▸ WORK REQUEST
Show each line of the listing in which the word "CHASSIS" occurs.

▸ INPUT FOR THIS TASK
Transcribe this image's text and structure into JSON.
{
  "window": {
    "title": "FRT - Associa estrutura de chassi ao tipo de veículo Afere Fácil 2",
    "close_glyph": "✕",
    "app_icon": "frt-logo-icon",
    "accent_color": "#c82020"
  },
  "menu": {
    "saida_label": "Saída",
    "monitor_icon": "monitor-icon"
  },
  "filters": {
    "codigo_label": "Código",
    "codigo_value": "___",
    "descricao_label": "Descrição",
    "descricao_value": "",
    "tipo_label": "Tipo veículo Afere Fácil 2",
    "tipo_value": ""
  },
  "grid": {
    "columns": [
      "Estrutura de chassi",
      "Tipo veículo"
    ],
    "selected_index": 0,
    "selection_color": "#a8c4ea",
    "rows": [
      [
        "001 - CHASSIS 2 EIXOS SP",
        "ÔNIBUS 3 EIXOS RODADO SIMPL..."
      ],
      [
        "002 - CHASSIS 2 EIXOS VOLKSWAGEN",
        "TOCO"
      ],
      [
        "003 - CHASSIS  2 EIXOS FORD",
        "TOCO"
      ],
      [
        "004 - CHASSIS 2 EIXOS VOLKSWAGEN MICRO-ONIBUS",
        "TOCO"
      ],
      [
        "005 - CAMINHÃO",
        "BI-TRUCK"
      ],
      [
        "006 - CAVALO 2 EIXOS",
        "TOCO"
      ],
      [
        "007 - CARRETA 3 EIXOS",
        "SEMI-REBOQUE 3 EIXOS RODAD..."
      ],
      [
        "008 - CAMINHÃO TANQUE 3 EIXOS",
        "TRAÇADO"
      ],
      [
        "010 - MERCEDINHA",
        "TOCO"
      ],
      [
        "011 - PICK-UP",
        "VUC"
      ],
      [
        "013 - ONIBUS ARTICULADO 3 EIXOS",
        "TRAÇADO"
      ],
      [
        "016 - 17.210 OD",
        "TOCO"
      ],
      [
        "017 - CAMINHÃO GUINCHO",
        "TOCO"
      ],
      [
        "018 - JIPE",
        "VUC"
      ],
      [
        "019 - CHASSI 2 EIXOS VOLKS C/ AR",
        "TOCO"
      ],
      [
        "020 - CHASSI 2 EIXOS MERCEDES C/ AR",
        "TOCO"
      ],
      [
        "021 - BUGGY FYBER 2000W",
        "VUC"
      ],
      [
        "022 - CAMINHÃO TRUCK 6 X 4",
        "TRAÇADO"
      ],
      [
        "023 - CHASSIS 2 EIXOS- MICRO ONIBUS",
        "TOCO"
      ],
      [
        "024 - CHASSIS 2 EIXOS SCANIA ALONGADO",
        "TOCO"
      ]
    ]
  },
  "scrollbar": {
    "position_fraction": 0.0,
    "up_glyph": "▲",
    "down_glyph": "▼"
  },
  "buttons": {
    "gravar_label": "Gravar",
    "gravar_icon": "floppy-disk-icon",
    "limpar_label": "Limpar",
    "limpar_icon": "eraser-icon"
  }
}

▸ WRITTEN REPLY
        "001 - CHASSIS 2 EIXOS SP",
        "002 - CHASSIS 2 EIXOS VOLKSWAGEN",
        "003 - CHASSIS  2 EIXOS FORD",
        "004 - CHASSIS 2 EIXOS VOLKSWAGEN MICRO-ONIBUS",
        "023 - CHASSIS 2 EIXOS- MICRO ONIBUS",
        "024 - CHASSIS 2 EIXOS SCANIA ALONGADO",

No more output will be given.